Now Commenting On:

After getting first career hit, Lambo gets break

After getting first career hit, Lambo gets break

After getting first career hit, Lambo gets break

PITTSBURGH -- As previously noted, it took Andrew Lambo seven years to reach the Major Leagues. Once he got the call, however, his actual big league career went to hyper speed.

When Jose Tabata gave in to flu-like symptoms on the Pirates' first night in St. Louis and had to be scratched from the lineup, Lambo quickly went from wide-eyed spectator to starting right fielder.

So much for the natural get-acclimated period Pirates manager Clint Hurdle prefers to give to Major League neophytes before sending them on stage.

"Usually you wait until the adrenaline and the excitement get to where they need to be, and you reach that comfort level," said Hurdle.

Without that luxury, Lambo may not have been himself in his first seven hitless at-bats against the Cardinals. That might also explain why Hurdle declined to share his first impressions of Lambo when first asked prior to the Thursday afternoon finale at Busch Stadium.

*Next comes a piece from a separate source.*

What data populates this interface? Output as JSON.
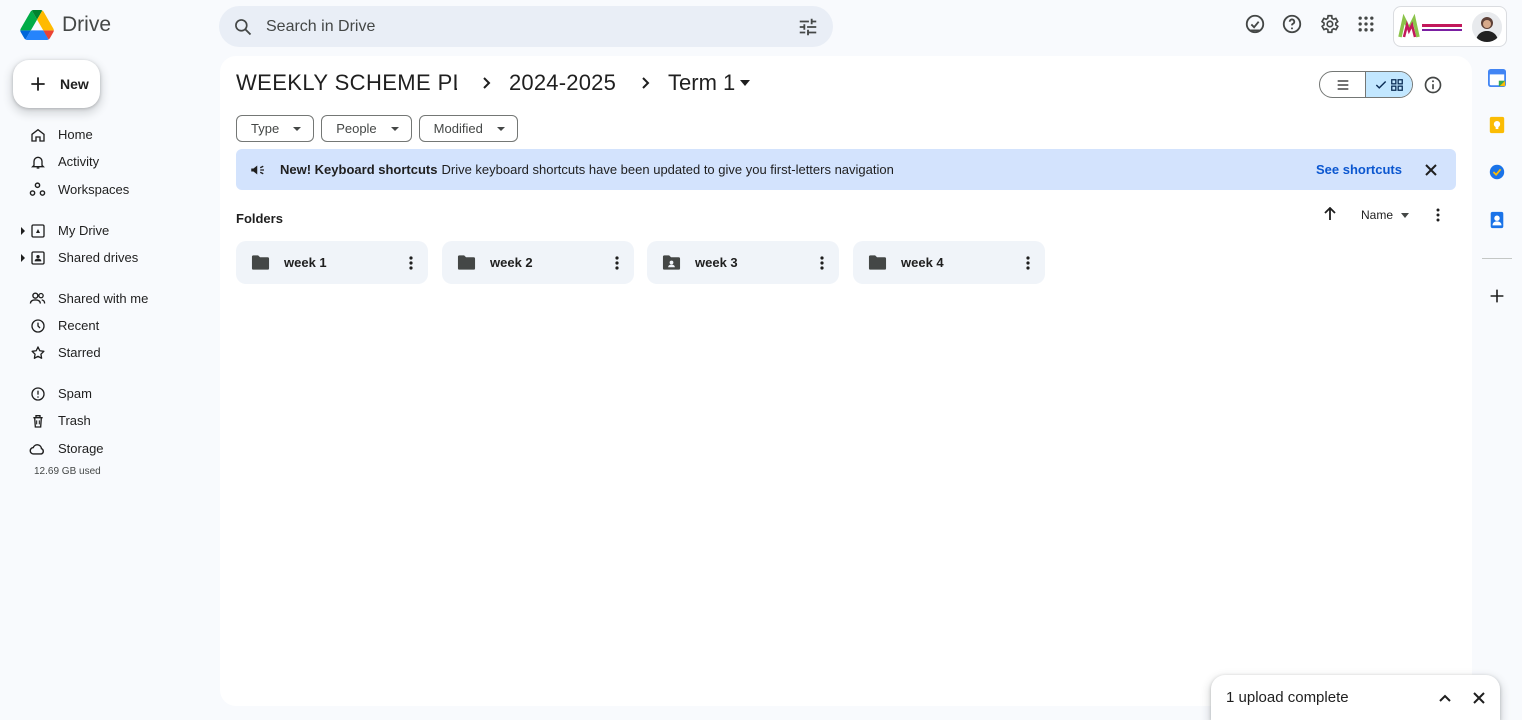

Lambo unloaded on a Lance Lynn fastball in that game for a double that drove in the Bucs' first run. So Hurdle opened up about the guy who arrived as co-leader in all of the Minor Leagues with 31 homers.

"There's an aggressive swing there. A lot of power," Hurdle said. "And a pretty good eye at the plate -- although we've encouraged him to stay aggressive in the strike zone. We'll continue to look for opportunities to maximize that here."

On his first day in the home whites, Lambo got that adrenaline-tone-down break. He began the game against Arizona watching Tabata in right from the Pirates' dugout.

Tom Singer is a reporter for MLB.com and writes an MLBlog Change for a Nickel. He can also be found on Twitter @Tom_Singer. This story was not subject to the approval of Major League Baseball or its clubs.

Boys and Girls Club of America

©2014 MLBAM, LP. All rights reserved.

The following are trademarks or service marks of Major League Baseball entities and may be used only with permission of Major League Baseball Properties, Inc. or the relevant Major League Baseball entity: Major League, Major League Baseball, MLB, the silhouetted batter logo, World Series, National League, American League, Division Series, League Championship Series, All-Star Game, and the names, nicknames, logos, uniform designs, color combinations, and slogans designating the Major League Baseball clubs and entities, and their respective mascots, events and exhibitions. Use of the Website signifies your agreement to the Terms of Use and Privacy Policy (updated May 24, 2013).

View MLB.com in English | En Español